READ MORE: UN investigating slavish treatment of migrant workers in UAE

“The progress in respecting workers’ rights on Saadiyat Island risks being tossed out the window if workers know they can’t protest when things go wrong, and are still getting stuck with recruitment fees and suffering other abuses,”
Middle East and North Africa HRW director, Sarah Leah Whitson, said. “NYU, the Louvre, and the Guggenheim need to make clear that new laws and codes of conduct are only as good as their enforcement,” she added.

PricewaterhouseCoopers, appointed by TDIC (a master developer of major tourism destinations in UAE) to monitor workers' welfare, issued the third in a series of compliance reports in December, confirming a number of the Human Rights Watch findings. PwC noted that TDIC had enforced financial penalties against only three of the six contractors it had sanctioned the previous year. PwC and TDIC neither named the sanctioned contractors, nor specified the reasons for the fines or the amounts.

In response to Human Rights Watch, TDIC stated that without a random sample of workers, its findings did not “truly reflect the reality on the ground.” TDIC rejected the report’s "unfounded conclusions," which it said were "outdated and based on unknown methodologies."

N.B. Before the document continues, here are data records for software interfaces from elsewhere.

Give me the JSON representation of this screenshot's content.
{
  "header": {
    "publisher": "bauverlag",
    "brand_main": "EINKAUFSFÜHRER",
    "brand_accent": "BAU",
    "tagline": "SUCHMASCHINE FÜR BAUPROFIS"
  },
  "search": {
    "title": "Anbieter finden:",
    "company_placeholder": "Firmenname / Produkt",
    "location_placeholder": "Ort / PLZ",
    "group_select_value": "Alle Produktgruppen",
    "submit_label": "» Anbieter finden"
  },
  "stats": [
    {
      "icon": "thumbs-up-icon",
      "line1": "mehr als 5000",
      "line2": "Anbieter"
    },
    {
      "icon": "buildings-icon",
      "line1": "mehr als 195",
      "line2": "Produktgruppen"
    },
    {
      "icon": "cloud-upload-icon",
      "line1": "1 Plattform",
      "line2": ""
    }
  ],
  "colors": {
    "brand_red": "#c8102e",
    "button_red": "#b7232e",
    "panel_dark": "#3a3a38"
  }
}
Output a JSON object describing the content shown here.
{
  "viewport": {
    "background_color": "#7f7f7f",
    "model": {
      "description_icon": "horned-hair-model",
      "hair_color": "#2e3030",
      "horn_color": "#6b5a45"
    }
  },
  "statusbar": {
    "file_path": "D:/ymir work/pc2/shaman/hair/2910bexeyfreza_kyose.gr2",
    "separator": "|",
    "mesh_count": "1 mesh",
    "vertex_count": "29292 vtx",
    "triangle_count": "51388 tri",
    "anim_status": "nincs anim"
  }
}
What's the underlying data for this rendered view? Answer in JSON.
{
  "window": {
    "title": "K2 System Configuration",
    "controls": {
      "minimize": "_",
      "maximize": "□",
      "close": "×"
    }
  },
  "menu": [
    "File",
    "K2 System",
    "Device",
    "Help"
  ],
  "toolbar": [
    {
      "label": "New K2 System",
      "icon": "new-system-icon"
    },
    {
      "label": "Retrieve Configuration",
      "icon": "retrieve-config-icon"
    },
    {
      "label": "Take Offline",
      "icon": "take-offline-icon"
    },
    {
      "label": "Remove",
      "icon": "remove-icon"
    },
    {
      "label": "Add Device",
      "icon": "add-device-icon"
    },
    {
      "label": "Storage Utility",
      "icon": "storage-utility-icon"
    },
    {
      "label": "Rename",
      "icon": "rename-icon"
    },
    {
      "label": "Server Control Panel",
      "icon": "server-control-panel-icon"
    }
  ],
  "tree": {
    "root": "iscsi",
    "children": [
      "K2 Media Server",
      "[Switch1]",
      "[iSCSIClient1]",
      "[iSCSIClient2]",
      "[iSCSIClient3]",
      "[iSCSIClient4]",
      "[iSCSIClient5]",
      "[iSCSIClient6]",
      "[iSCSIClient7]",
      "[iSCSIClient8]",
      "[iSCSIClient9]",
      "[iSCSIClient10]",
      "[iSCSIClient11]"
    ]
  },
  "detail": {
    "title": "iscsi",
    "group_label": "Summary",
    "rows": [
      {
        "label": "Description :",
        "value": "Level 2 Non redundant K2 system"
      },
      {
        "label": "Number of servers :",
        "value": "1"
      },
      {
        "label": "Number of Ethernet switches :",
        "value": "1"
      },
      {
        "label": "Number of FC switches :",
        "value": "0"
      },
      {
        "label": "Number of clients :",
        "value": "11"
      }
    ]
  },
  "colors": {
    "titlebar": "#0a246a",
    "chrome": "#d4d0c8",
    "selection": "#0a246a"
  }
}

After calls by the ITUC to investigate evidence that migrant workers in the UAE are treated like slaves, the UN International Labor Organization has opened an investigation into the abuse of migrant workers, with findings due to be published by the end of the year.

In its latest campaign targeting the Guggenheim and one of its major sponsors, Dior, the International Trade Union Confederation has urged action be taken against modern-day slavery.

The ITUC compared Guggenheim’s "$75,000-per-table" fundraising dinner in New York last November, with what workers in Abu Dhabi are making "behind that glitz": $7 per day.

"But human rights aren’t like perfume; you can’t mask abuse."